__What needs to be done__:
Select every line containing the word "None" from the material, and copy those lines.

-----

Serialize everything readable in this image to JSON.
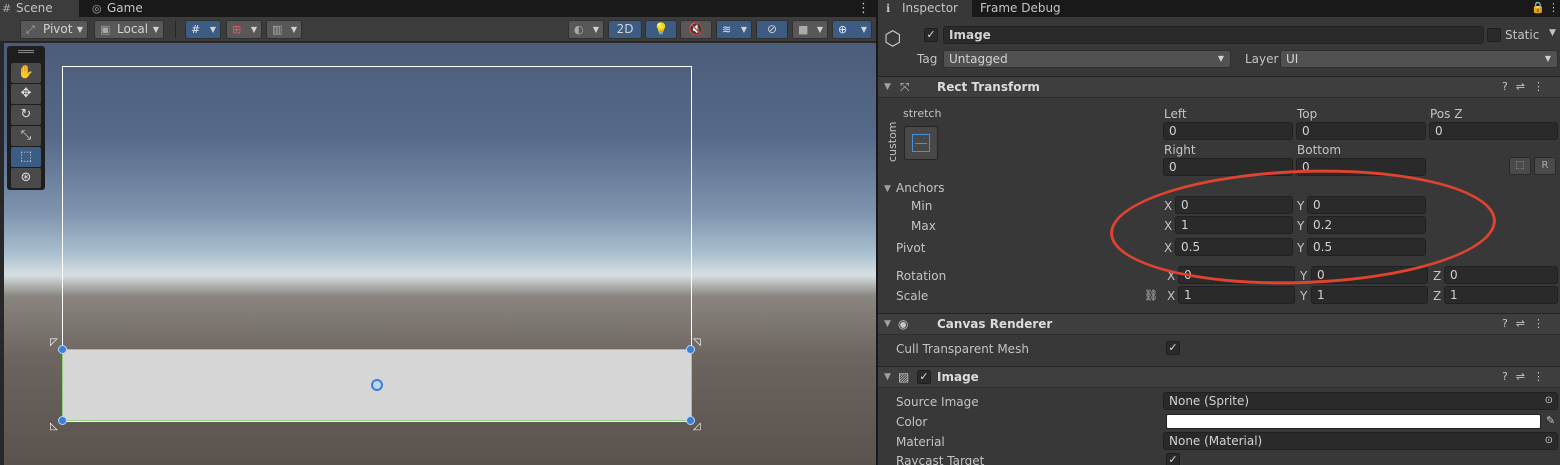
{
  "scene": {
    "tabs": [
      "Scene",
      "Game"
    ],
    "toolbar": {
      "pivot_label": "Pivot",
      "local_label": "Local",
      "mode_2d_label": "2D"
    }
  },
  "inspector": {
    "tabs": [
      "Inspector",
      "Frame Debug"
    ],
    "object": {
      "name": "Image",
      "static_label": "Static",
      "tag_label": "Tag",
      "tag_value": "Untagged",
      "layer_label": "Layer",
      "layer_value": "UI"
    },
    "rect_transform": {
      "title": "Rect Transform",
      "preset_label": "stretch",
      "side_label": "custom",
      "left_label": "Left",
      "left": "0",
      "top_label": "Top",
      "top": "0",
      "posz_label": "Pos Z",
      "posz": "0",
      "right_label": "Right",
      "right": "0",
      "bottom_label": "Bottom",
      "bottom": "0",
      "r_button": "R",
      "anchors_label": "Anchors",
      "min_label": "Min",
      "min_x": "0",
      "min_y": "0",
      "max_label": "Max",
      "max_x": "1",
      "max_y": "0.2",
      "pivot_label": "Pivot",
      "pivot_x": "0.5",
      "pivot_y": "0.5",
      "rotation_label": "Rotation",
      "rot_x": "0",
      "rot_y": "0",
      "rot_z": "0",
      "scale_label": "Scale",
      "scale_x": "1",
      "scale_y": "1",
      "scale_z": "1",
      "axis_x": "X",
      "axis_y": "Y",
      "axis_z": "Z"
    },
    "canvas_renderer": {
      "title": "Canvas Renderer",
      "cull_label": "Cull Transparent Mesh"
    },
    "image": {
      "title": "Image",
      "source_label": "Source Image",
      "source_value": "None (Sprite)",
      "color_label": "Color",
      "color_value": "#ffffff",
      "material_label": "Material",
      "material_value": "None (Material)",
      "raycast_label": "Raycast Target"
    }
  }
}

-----

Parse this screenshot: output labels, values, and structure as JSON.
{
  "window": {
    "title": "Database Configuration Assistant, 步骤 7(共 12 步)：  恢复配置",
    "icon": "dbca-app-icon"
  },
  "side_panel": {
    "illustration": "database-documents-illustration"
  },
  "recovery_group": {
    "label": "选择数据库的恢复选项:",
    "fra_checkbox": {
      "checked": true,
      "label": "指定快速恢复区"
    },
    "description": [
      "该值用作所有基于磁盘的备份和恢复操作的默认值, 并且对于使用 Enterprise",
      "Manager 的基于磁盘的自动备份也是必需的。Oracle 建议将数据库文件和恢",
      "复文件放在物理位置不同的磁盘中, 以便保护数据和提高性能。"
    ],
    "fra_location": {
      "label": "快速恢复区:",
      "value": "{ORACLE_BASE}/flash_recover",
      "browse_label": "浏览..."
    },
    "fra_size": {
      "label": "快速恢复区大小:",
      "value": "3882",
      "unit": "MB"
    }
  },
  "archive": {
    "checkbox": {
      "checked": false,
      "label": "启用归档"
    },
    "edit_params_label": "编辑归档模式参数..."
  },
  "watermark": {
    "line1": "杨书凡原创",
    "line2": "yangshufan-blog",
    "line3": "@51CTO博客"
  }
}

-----

__Response to this task__:
      "source_value": "None (Sprite)",
      "material_value": "None (Material)",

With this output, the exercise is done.